We are determined to ensure that all of that happens and we will do everything possible to make sure that indeed we achieve those objectives.

We must also continue to attend to the other problems that continue to afflict our communities: to attend to the problem of people who continue to live in shacks, to make sure that we are able to speed up our housing programmes.

When we talk about farm workers who live on the farms, they are not only entitled to security of tenure, but they must also have access to water and sanitation - all of these other things which the rest of our people are entitled to. So we must continue with this programme that has got to do with housing, that has got to do with better infrastructure, with accessible clinics, with an infrastructure that is able to support development in the areas in which we live.

So I think that as we celebrate May Day; the best way to celebrate May Day is indeed to say, 'What is it that we must do, what is it that we can do to make sure that the lives of our people continue to improve all the time?' It is these things that I have spoken about that we have to do.

I think that one of the principal questions we have to ask ourselves as South Africans, each one of us, is 'What am I doing to contribute to the achievement of those results?'

You know before last night. I was watching the news and I saw a report which says that some people had broken into these new flats that they are building in Cape Town. People who apparently had been living in an area of shacks which got burnt and they decided to go and break into these flat to occupy them. And I saw somebody on the television news saying that was a good thing. It was a good thing that people could go and break into houses.

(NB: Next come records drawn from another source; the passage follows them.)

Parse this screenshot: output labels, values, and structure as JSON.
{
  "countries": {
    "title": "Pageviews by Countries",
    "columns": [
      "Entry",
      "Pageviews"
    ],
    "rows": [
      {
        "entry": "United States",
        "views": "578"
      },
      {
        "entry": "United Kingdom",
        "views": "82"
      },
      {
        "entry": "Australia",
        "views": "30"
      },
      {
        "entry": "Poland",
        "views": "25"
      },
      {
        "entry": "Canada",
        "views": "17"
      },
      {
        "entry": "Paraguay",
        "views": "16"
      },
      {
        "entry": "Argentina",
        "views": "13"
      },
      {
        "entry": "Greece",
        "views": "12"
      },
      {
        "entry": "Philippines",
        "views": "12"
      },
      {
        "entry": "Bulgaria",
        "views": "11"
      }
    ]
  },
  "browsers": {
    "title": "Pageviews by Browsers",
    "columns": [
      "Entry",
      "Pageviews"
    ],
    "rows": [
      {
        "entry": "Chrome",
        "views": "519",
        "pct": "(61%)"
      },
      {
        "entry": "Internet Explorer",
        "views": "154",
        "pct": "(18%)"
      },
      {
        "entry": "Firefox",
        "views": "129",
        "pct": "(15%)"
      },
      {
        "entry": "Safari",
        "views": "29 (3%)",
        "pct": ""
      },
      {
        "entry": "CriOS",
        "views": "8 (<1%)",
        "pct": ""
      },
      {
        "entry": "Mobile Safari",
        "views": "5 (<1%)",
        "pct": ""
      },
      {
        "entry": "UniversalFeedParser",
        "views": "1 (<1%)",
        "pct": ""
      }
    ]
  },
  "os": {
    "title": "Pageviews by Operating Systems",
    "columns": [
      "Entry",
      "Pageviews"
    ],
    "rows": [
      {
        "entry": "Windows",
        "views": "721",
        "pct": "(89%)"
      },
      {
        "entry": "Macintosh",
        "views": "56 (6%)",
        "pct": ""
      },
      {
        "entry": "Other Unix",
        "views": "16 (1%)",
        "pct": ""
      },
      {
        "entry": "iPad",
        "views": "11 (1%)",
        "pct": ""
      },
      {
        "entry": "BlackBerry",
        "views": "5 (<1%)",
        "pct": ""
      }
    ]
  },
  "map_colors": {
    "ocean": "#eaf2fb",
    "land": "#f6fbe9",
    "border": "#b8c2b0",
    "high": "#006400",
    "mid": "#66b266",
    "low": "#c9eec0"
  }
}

And he said the damage had been R100 000. And I was watching that and I was saying 'But how can anybody say that it is a good thing to destroy the property of the people?. How can anybody say it is a good thing?' To take a brick or something, I don't know what they used, to go and break down doors, windows and this is the property of the masses of our people. It's the property of the workers of our country and somebody says that's a good thing.

It was a bad thing. It can never ever be a good thing that anybody destroys property that belongs to the people of South Africa; these same masses of our people that fought for our liberation. But I'm saying that we have to ask this question ourselves every day; wherever we are.

We are all saying down with unemployment and that is correct. We are all saying down with poverty. We are all saying down with homelessness. And all of that is correct.

The difficult thing is not to say down with all of those things. The difficult thing is to answer the question, 'What do I do to reduce poverty, to reduce unemployment, to reduce homelessness?' and I believe that's the challenge all of us face. This is a question that all of us must answer because indeed the future of South Africa is in all our hands. It is not just in the hands of the government. It's in the hands of COSATU, it's in the hands of the South African Communist Party (SACP), it's in the hands of the African National Congress (ANC), of the government, of all sectors of the population to answer this question: 'What do we do to change the lives of our people for the better?'

Thank you very much for giving us this time to come to Swellendam. Thank you very much therefore for giving me the opportunity to make the commitment to the people of Swellendam, of the Overberg, of the Western Cape and all our country that indeed our government continues to be very committed to the achievement of the goal of improving the lives of our people for the better and we'll continue with all of the elements of the work that has to go into that so that indeed when next year comes, we can say that life for the majority of our people is today better than it was yesterday.

Ndi a bulela.


Issued by: The Presidency

1 May 2006

Source: SAPA